▶ What this task involves: Every entry below should be repeated exactly; the pictures should not.

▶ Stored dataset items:
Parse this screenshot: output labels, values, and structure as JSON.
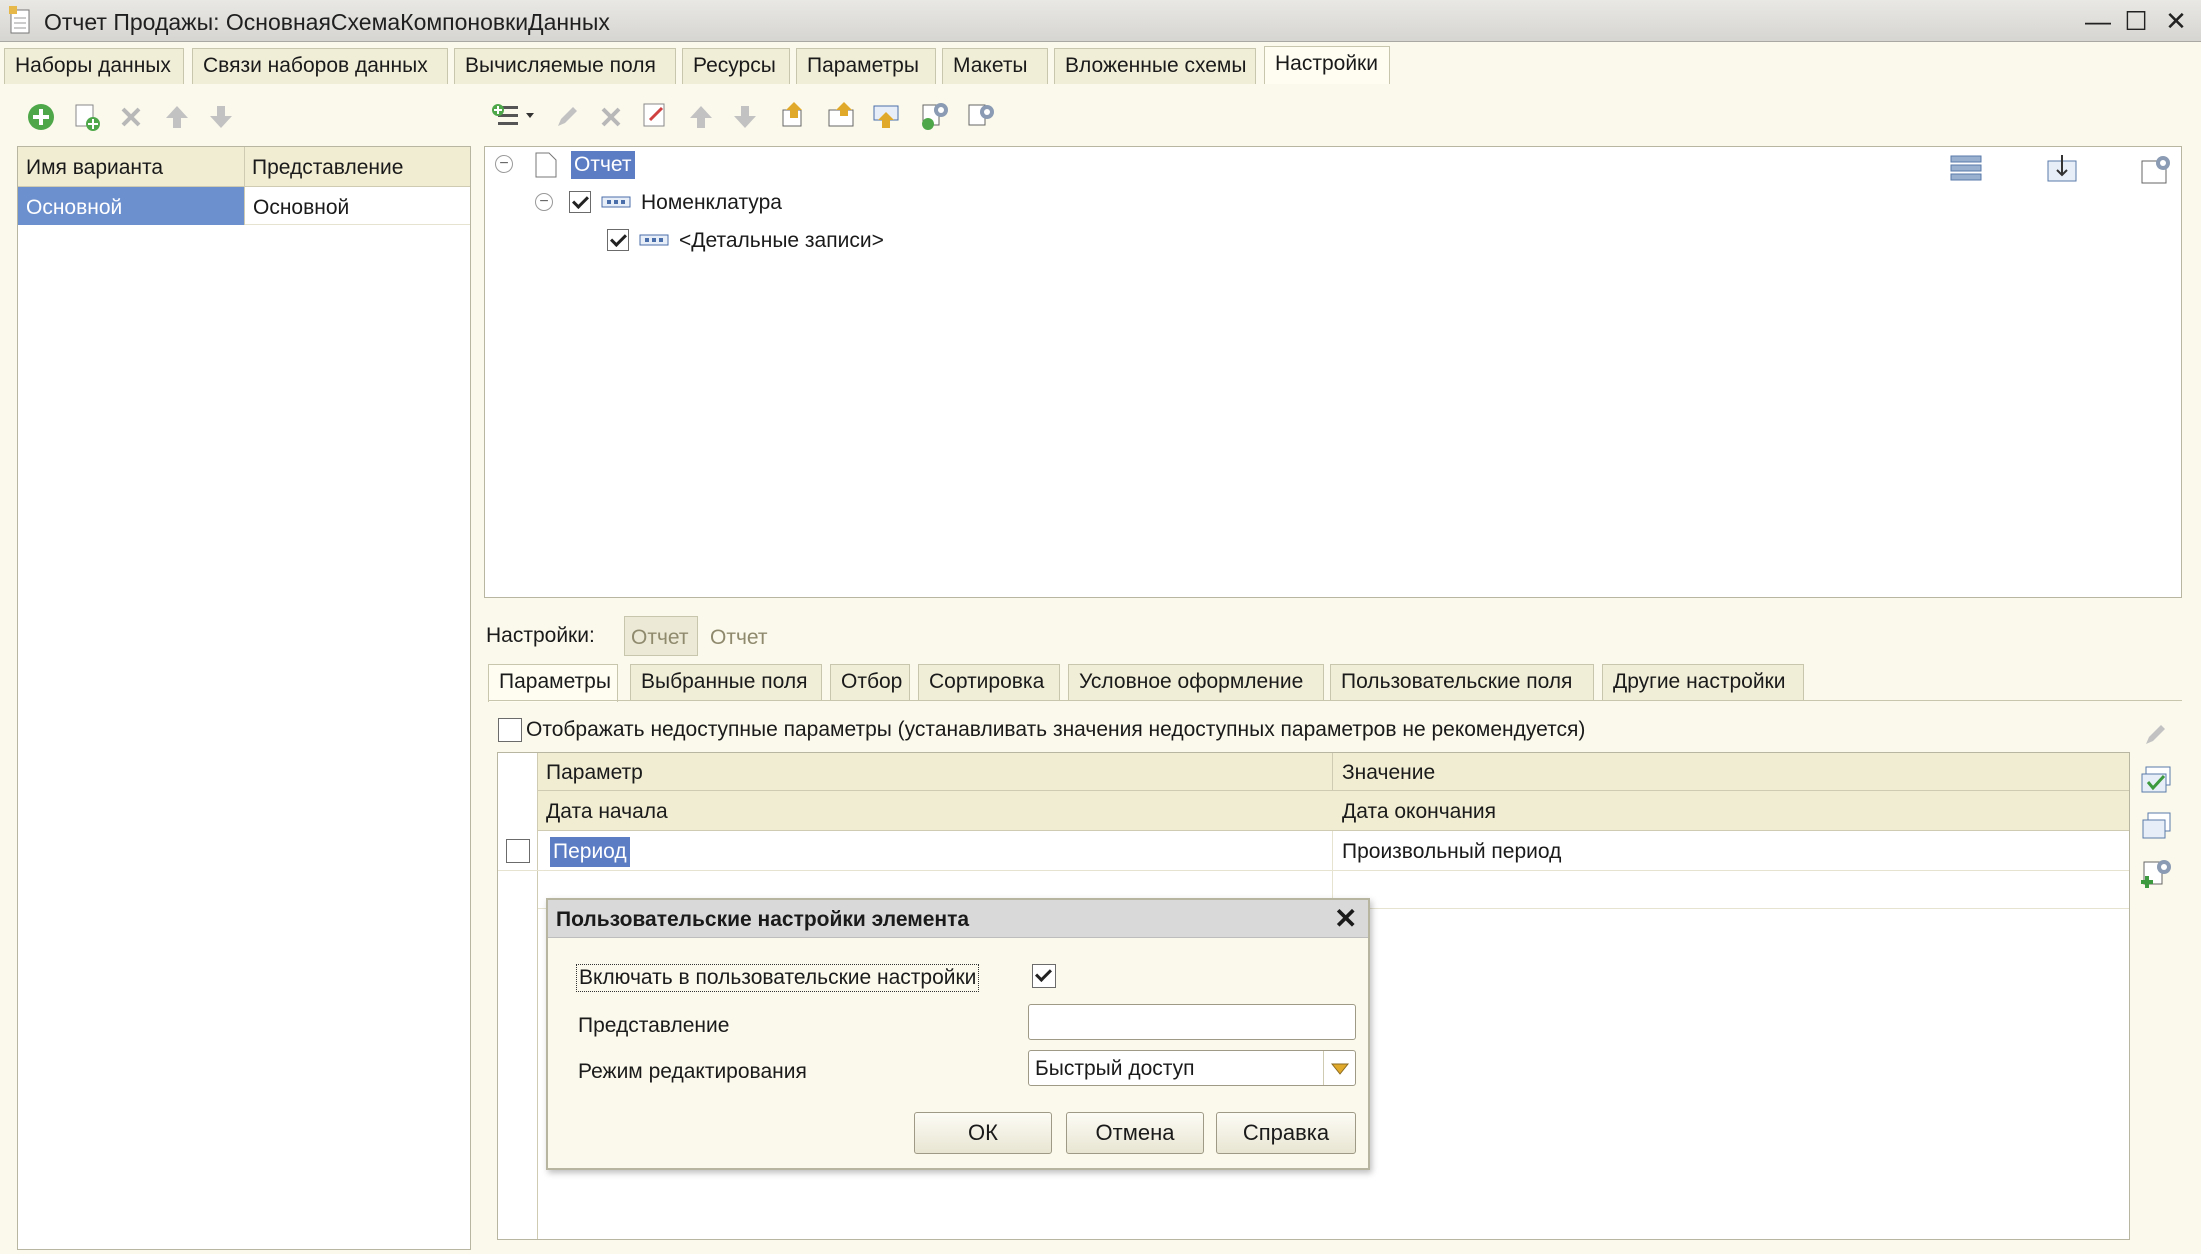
{
  "window": {
    "title": "Отчет Продажы: ОсновнаяСхемаКомпоновкиДанных"
  },
  "tabs": [
    "Наборы данных",
    "Связи наборов данных",
    "Вычисляемые поля",
    "Ресурсы",
    "Параметры",
    "Макеты",
    "Вложенные схемы",
    "Настройки"
  ],
  "variants": {
    "col_name": "Имя варианта",
    "col_repr": "Представление",
    "rows": [
      {
        "name": "Основной",
        "repr": "Основной"
      }
    ]
  },
  "tree": {
    "root": "Отчет",
    "child": "Номенклатура",
    "grandchild": "<Детальные записи>"
  },
  "settings": {
    "label": "Настройки:",
    "btn_active": "Отчет",
    "btn_other": "Отчет"
  },
  "settings_tabs": [
    "Параметры",
    "Выбранные поля",
    "Отбор",
    "Сортировка",
    "Условное оформление",
    "Пользовательские поля",
    "Другие настройки"
  ],
  "show_unavailable": "Отображать недоступные параметры (устанавливать значения недоступных параметров не рекомендуется)",
  "params": {
    "col_param": "Параметр",
    "col_value": "Значение",
    "sub_param": "Дата начала",
    "sub_value": "Дата окончания",
    "row": {
      "param": "Период",
      "value": "Произвольный период"
    }
  },
  "dialog": {
    "title": "Пользовательские настройки элемента",
    "include_label": "Включать в пользовательские настройки",
    "repr_label": "Представление",
    "repr_value": "",
    "mode_label": "Режим редактирования",
    "mode_value": "Быстрый доступ",
    "ok": "ОК",
    "cancel": "Отмена",
    "help": "Справка"
  }
}
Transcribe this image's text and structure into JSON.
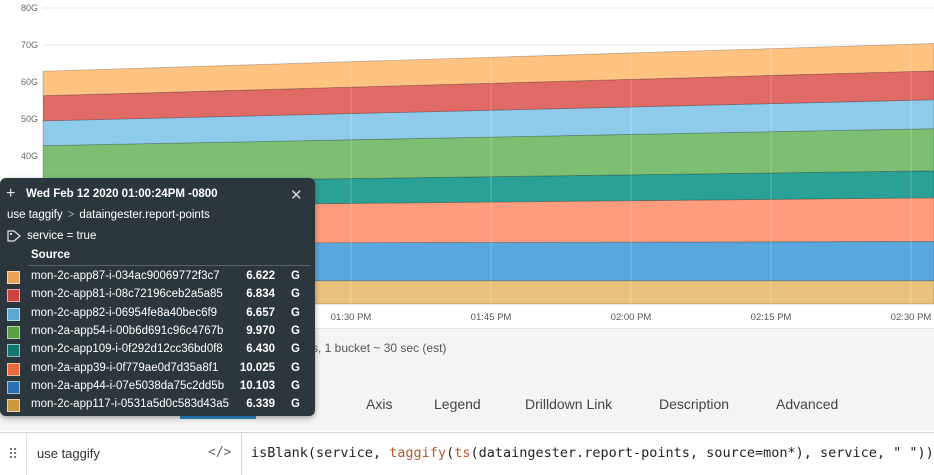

▶ Task response:
Parse this screenshot: output labels, values, and structure as JSON.
{
  "window": {
    "title": "Отчет Продажы: ОсновнаяСхемаКомпоновкиДанных"
  },
  "tabs": [
    "Наборы данных",
    "Связи наборов данных",
    "Вычисляемые поля",
    "Ресурсы",
    "Параметры",
    "Макеты",
    "Вложенные схемы",
    "Настройки"
  ],
  "variants": {
    "col_name": "Имя варианта",
    "col_repr": "Представление",
    "rows": [
      {
        "name": "Основной",
        "repr": "Основной"
      }
    ]
  },
  "tree": {
    "root": "Отчет",
    "child": "Номенклатура",
    "grandchild": "<Детальные записи>"
  },
  "settings": {
    "label": "Настройки:",
    "btn_active": "Отчет",
    "btn_other": "Отчет"
  },
  "settings_tabs": [
    "Параметры",
    "Выбранные поля",
    "Отбор",
    "Сортировка",
    "Условное оформление",
    "Пользовательские поля",
    "Другие настройки"
  ],
  "show_unavailable": "Отображать недоступные параметры (устанавливать значения недоступных параметров не рекомендуется)",
  "params": {
    "col_param": "Параметр",
    "col_value": "Значение",
    "sub_param": "Дата начала",
    "sub_value": "Дата окончания",
    "row": {
      "param": "Период",
      "value": "Произвольный период"
    }
  },
  "dialog": {
    "title": "Пользовательские настройки элемента",
    "include_label": "Включать в пользовательские настройки",
    "repr_label": "Представление",
    "repr_value": "",
    "mode_label": "Режим редактирования",
    "mode_value": "Быстрый доступ",
    "ok": "ОК",
    "cancel": "Отмена",
    "help": "Справка"
  }
}
Transcribe this image's text and structure into JSON.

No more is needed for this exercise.